The county governments will have power to raise and spend revenue. The Constitution through the taxation section gives county governments power to generate revenue. The county government may impose property rates, entertainment taxes and any other tax that it is authorised to impose by an Act of Parliament. In addition, a county government may borrow with the approval of the county assembly and only if the national government guarantees the loan. Once various taxes have been determined they will have to be collected. The practice has been that local authorities collect local taxes within their jurisdiction. Experience indicates that most of local authorities have limited capacity to discharge this function. 

With the new constitution, it is still a subject of debate whether the Kenya Revenue Authority will collect revenue on behalf of the counties or whether it shall assist the counties in building their own capacities to collect their own revenue. There has been dispute between the Ministry of Finance and that of Local Government over the management of the revenue of national and county governments. In the long term, if the county governments are suppressed leaving the control of finances in the hands of the central government, then the whole concept of devolution will be defeated. In fact, county governments without the power to control their own finances will be political and administrative units, negating the whole idea of devolution of the country into counties with more efficient financial management systems.

What will be cost of the devolution? The costs attributed to devolution are not new costs. There have been some funds (budget) which have been regularly earmarked for districts and the municipal/ county Councils. Most of the districts and the councils’ budgeted items in the existing central government budget need to be transferred to counties as the functions are equally transferred. The Salaries and Remuneration Commission also needs to establish realistic salaries for public officers at county level. For the members of county assemblies, the commission may consider providing for allowances, not salaries, as their functions will not call for full time commitment.

Would Kenya experience improvements in living standards that are associated with devolution?
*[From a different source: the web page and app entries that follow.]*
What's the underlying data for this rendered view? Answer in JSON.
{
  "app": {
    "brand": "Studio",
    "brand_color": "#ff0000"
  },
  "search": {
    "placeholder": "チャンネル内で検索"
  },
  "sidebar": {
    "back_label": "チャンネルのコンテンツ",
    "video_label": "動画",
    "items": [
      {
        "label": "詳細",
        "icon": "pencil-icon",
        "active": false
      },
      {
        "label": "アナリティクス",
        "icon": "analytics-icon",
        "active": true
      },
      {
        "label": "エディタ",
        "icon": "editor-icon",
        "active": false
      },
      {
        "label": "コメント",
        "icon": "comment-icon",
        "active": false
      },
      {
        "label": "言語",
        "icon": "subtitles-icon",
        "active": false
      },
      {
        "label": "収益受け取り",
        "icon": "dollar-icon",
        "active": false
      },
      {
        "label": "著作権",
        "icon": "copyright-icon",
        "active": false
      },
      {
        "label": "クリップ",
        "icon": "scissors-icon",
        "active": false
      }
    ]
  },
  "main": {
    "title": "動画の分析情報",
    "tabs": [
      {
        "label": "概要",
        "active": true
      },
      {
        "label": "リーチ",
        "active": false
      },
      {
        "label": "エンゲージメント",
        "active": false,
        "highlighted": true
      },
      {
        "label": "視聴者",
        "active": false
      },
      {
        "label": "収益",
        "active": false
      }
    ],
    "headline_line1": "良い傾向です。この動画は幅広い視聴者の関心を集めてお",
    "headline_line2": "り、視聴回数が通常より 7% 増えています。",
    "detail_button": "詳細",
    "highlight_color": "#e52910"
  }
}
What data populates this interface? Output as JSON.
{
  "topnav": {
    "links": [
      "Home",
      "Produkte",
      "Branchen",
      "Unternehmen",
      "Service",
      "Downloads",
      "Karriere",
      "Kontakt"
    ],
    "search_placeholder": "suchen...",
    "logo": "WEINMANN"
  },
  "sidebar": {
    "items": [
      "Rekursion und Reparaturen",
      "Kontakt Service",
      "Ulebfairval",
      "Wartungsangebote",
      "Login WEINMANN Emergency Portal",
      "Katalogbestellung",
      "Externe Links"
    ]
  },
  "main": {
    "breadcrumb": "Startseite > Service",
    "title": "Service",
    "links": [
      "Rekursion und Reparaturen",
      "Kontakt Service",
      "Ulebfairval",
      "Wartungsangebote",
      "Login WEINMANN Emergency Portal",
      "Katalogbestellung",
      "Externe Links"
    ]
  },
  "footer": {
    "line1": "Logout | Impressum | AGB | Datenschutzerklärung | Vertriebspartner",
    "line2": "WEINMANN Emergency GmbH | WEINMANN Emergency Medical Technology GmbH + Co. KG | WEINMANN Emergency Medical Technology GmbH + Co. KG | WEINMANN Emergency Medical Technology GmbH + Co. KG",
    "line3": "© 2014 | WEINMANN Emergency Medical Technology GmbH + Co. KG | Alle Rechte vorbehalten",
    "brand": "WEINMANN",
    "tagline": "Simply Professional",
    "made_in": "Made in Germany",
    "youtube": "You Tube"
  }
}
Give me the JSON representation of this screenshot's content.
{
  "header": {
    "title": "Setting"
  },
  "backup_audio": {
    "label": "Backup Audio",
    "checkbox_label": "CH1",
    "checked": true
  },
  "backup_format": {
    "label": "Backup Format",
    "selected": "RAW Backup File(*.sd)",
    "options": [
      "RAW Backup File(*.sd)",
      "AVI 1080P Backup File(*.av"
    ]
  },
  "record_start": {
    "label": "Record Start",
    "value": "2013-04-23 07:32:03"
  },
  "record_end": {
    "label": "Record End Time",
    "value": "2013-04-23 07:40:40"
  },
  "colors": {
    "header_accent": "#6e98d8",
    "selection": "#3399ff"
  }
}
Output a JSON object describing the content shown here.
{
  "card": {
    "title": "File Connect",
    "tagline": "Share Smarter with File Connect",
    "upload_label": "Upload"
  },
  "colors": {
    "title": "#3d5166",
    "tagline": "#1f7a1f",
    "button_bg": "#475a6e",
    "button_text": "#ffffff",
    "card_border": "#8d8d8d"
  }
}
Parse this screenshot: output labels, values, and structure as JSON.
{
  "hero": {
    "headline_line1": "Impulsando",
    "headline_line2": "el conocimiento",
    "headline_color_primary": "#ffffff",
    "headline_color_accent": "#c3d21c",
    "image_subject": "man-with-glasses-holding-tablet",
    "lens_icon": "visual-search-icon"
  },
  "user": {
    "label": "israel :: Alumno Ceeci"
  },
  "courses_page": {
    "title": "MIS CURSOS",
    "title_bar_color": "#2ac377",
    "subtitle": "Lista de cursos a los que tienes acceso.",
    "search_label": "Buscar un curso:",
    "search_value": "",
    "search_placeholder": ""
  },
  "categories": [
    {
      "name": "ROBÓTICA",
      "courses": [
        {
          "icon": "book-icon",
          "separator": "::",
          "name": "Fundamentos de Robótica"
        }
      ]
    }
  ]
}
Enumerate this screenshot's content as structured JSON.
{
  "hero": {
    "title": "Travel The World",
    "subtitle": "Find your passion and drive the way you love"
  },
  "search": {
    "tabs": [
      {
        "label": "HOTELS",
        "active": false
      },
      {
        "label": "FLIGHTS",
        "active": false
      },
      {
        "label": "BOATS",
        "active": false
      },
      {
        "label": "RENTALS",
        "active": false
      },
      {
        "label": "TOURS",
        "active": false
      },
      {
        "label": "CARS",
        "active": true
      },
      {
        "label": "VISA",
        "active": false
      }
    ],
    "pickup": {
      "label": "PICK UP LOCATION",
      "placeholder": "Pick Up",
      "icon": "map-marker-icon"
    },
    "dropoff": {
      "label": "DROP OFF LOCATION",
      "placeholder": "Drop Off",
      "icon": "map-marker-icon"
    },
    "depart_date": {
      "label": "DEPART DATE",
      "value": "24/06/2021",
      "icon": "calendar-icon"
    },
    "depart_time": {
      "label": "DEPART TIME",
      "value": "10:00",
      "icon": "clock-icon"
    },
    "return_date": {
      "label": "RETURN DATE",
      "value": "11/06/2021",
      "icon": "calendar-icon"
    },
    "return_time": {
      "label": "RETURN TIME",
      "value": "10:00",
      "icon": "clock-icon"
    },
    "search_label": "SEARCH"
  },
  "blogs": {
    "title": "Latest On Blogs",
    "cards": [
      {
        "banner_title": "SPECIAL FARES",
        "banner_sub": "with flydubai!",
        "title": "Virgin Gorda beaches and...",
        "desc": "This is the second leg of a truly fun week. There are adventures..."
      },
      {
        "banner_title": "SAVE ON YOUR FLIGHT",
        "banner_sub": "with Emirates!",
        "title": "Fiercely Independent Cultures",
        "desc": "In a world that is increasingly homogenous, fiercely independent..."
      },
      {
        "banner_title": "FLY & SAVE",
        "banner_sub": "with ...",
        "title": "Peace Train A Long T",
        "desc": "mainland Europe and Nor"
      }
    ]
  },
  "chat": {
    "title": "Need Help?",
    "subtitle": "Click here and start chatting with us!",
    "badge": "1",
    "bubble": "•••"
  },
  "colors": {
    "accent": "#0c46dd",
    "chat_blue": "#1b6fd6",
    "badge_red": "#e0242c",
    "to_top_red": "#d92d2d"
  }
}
Where it is practiced, devolution affects the nationals of the country both direct and indirect. For example, UK experienced falling levels of poverty and improving employment rates across the country after ten years of devolution; there has been improvement of social housing; and on social care, devolution has enabled costs for older people on lower incomes to be reduced. Every living being with free will and self-movement seeks to find what is best for him and the community. If every individual would have the common good within them, then without doubt we would reap the positive effects of devolution.

Kenya has over the years since independence witnessed a culture of corruption, poor governance, negative ethnicity which has resulted in ethnic conflicts, insecurity is widespread and this has ensured that there is still widespread poverty. Political uncertainties, marginalization, excessive waste of natural resources, excessive political intolerance, gagging as well as cut-throat political competition has become the order of the day. The devolved government is therefore a new dawn and it is expected that Kenya will elected responsible leaders who are development oriented to govern the devolved counties.

Daniel Kamande is advisory manager at Ernst & Young, East African Region; views expressed here are solely his and not necessarily that of Ernst & Young.
Source: The Star